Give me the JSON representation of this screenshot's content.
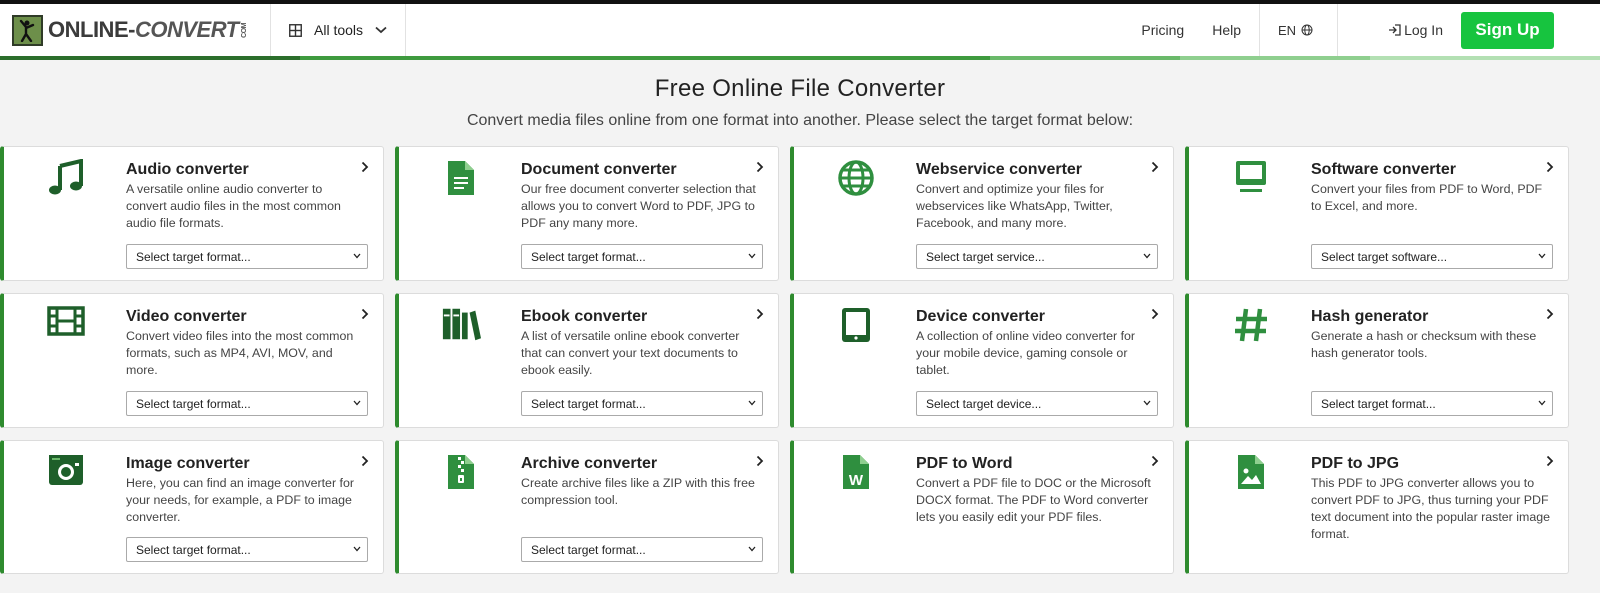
{
  "header": {
    "logo_main": "ONLINE-",
    "logo_conv": "CONVERT",
    "logo_suffix": "COM",
    "all_tools": "All tools",
    "pricing": "Pricing",
    "help": "Help",
    "language": "EN",
    "login": "Log In",
    "signup": "Sign Up"
  },
  "hero": {
    "title": "Free Online File Converter",
    "subtitle": "Convert media files online from one format into another. Please select the target format below:"
  },
  "colors": {
    "accent_green": "#2e8b2e",
    "signup_green": "#17c43f",
    "icon_dark_green": "#1e5f2a",
    "icon_green": "#2f8f3f"
  },
  "cards": [
    {
      "title": "Audio converter",
      "desc": "A versatile online audio converter to convert audio files in the most common audio file formats.",
      "select": "Select target format...",
      "icon": "music-note-icon"
    },
    {
      "title": "Document converter",
      "desc": "Our free document converter selection that allows you to convert Word to PDF, JPG to PDF any many more.",
      "select": "Select target format...",
      "icon": "document-icon"
    },
    {
      "title": "Webservice converter",
      "desc": "Convert and optimize your files for webservices like WhatsApp, Twitter, Facebook, and many more.",
      "select": "Select target service...",
      "icon": "globe-icon"
    },
    {
      "title": "Software converter",
      "desc": "Convert your files from PDF to Word, PDF to Excel, and more.",
      "select": "Select target software...",
      "icon": "monitor-icon"
    },
    {
      "title": "Video converter",
      "desc": "Convert video files into the most common formats, such as MP4, AVI, MOV, and more.",
      "select": "Select target format...",
      "icon": "film-icon"
    },
    {
      "title": "Ebook converter",
      "desc": "A list of versatile online ebook converter that can convert your text documents to ebook easily.",
      "select": "Select target format...",
      "icon": "books-icon"
    },
    {
      "title": "Device converter",
      "desc": "A collection of online video converter for your mobile device, gaming console or tablet.",
      "select": "Select target device...",
      "icon": "tablet-icon"
    },
    {
      "title": "Hash generator",
      "desc": "Generate a hash or checksum with these hash generator tools.",
      "select": "Select target format...",
      "icon": "hash-icon"
    },
    {
      "title": "Image converter",
      "desc": "Here, you can find an image converter for your needs, for example, a PDF to image converter.",
      "select": "Select target format...",
      "icon": "camera-icon"
    },
    {
      "title": "Archive converter",
      "desc": "Create archive files like a ZIP with this free compression tool.",
      "select": "Select target format...",
      "icon": "zip-file-icon"
    },
    {
      "title": "PDF to Word",
      "desc": "Convert a PDF file to DOC or the Microsoft DOCX format. The PDF to Word converter lets you easily edit your PDF files.",
      "select": "",
      "icon": "word-file-icon"
    },
    {
      "title": "PDF to JPG",
      "desc": "This PDF to JPG converter allows you to convert PDF to JPG, thus turning your PDF text document into the popular raster image format.",
      "select": "",
      "icon": "image-file-icon"
    }
  ]
}
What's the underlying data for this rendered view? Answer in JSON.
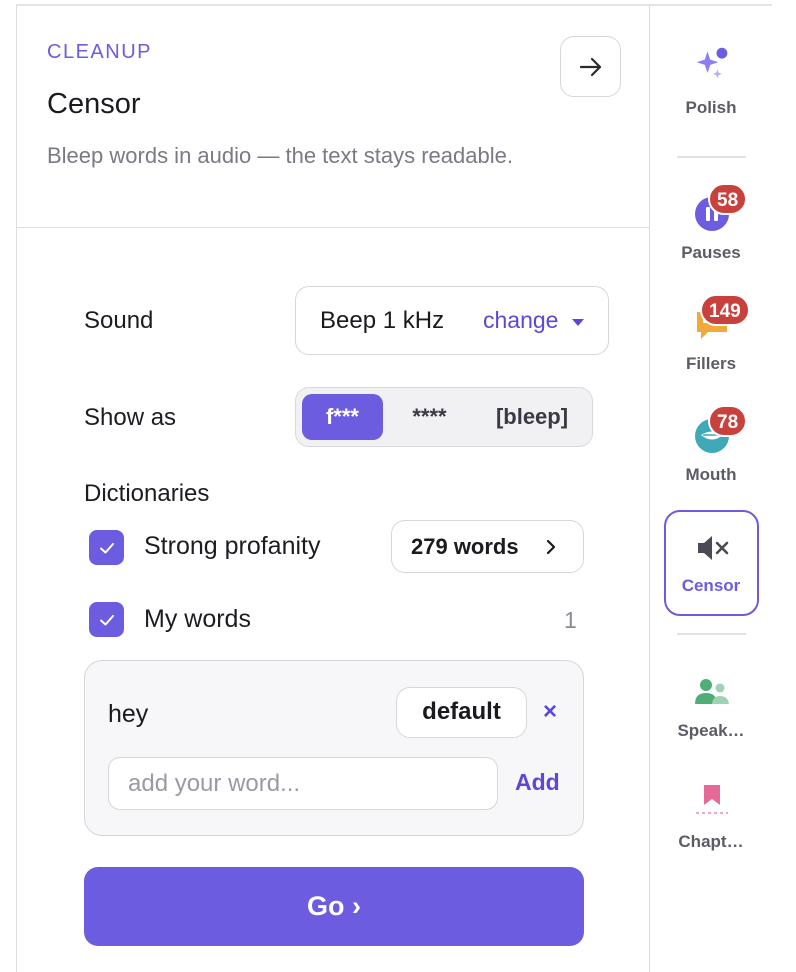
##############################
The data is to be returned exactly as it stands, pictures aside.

Give me the JSON representation of this screenshot's content.
{
  "header": {
    "logo_main": "ONLINE-",
    "logo_conv": "CONVERT",
    "logo_suffix": "COM",
    "all_tools": "All tools",
    "pricing": "Pricing",
    "help": "Help",
    "language": "EN",
    "login": "Log In",
    "signup": "Sign Up"
  },
  "hero": {
    "title": "Free Online File Converter",
    "subtitle": "Convert media files online from one format into another. Please select the target format below:"
  },
  "colors": {
    "accent_green": "#2e8b2e",
    "signup_green": "#17c43f",
    "icon_dark_green": "#1e5f2a",
    "icon_green": "#2f8f3f"
  },
  "cards": [
    {
      "title": "Audio converter",
      "desc": "A versatile online audio converter to convert audio files in the most common audio file formats.",
      "select": "Select target format...",
      "icon": "music-note-icon"
    },
    {
      "title": "Document converter",
      "desc": "Our free document converter selection that allows you to convert Word to PDF, JPG to PDF any many more.",
      "select": "Select target format...",
      "icon": "document-icon"
    },
    {
      "title": "Webservice converter",
      "desc": "Convert and optimize your files for webservices like WhatsApp, Twitter, Facebook, and many more.",
      "select": "Select target service...",
      "icon": "globe-icon"
    },
    {
      "title": "Software converter",
      "desc": "Convert your files from PDF to Word, PDF to Excel, and more.",
      "select": "Select target software...",
      "icon": "monitor-icon"
    },
    {
      "title": "Video converter",
      "desc": "Convert video files into the most common formats, such as MP4, AVI, MOV, and more.",
      "select": "Select target format...",
      "icon": "film-icon"
    },
    {
      "title": "Ebook converter",
      "desc": "A list of versatile online ebook converter that can convert your text documents to ebook easily.",
      "select": "Select target format...",
      "icon": "books-icon"
    },
    {
      "title": "Device converter",
      "desc": "A collection of online video converter for your mobile device, gaming console or tablet.",
      "select": "Select target device...",
      "icon": "tablet-icon"
    },
    {
      "title": "Hash generator",
      "desc": "Generate a hash or checksum with these hash generator tools.",
      "select": "Select target format...",
      "icon": "hash-icon"
    },
    {
      "title": "Image converter",
      "desc": "Here, you can find an image converter for your needs, for example, a PDF to image converter.",
      "select": "Select target format...",
      "icon": "camera-icon"
    },
    {
      "title": "Archive converter",
      "desc": "Create archive files like a ZIP with this free compression tool.",
      "select": "Select target format...",
      "icon": "zip-file-icon"
    },
    {
      "title": "PDF to Word",
      "desc": "Convert a PDF file to DOC or the Microsoft DOCX format. The PDF to Word converter lets you easily edit your PDF files.",
      "select": "",
      "icon": "word-file-icon"
    },
    {
      "title": "PDF to JPG",
      "desc": "This PDF to JPG converter allows you to convert PDF to JPG, thus turning your PDF text document into the popular raster image format.",
      "select": "",
      "icon": "image-file-icon"
    }
  ]
}
What's the underlying data for this rendered view? Answer in JSON.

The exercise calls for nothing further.